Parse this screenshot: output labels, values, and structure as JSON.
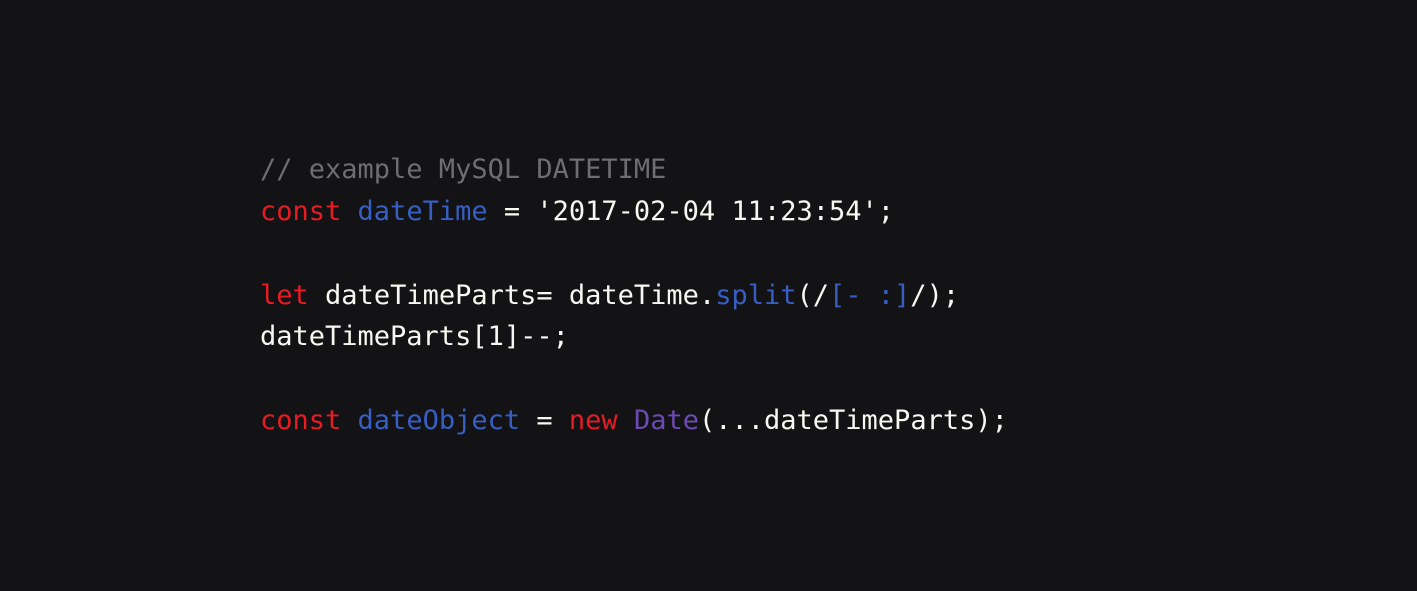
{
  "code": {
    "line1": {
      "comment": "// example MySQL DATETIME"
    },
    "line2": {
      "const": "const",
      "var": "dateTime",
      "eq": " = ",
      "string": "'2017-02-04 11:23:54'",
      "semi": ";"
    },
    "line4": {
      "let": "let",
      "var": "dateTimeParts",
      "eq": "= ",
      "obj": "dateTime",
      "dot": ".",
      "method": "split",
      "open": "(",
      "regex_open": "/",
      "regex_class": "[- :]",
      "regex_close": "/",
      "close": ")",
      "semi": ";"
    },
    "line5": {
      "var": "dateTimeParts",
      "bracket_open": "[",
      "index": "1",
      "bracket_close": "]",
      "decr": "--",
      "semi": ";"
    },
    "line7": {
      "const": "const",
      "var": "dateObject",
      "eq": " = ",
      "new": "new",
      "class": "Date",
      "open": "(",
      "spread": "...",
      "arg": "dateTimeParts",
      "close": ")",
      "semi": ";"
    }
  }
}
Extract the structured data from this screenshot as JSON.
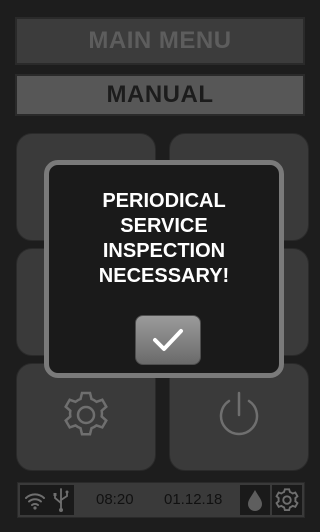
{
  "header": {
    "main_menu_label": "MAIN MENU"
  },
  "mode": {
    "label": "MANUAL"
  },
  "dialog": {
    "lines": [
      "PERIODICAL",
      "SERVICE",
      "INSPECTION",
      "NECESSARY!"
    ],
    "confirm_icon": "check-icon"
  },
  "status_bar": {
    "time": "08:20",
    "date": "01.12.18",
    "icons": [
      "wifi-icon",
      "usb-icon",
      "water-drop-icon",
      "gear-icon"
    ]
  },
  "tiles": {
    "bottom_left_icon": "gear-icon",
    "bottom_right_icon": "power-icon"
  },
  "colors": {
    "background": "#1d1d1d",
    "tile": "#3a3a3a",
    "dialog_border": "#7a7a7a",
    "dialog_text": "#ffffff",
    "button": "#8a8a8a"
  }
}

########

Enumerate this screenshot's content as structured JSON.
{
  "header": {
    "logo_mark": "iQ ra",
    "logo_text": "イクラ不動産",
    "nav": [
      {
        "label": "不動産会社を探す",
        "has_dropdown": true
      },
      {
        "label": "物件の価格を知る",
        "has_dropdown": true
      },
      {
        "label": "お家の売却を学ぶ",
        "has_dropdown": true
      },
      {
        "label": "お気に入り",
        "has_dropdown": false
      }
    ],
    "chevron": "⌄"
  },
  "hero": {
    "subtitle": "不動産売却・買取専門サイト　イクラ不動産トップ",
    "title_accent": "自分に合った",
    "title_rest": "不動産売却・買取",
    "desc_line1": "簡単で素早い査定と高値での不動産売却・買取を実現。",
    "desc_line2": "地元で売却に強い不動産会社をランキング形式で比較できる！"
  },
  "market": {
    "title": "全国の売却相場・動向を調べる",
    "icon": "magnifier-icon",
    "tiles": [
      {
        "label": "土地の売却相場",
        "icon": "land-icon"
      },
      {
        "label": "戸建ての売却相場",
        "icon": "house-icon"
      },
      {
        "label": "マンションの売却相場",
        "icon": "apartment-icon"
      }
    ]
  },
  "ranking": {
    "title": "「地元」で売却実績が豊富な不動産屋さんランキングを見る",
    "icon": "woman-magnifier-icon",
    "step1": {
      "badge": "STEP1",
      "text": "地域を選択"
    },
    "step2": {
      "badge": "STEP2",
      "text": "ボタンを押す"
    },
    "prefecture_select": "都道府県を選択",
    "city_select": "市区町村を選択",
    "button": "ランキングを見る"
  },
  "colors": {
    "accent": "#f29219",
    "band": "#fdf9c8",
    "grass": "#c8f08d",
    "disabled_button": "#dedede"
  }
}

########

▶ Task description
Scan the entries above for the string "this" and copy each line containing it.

▶ Answer to the problem
Parse this screenshot: output labels, values, and structure as JSON.
Extract the structured data from this screenshot as JSON.
Enumerate this screenshot's content as structured JSON.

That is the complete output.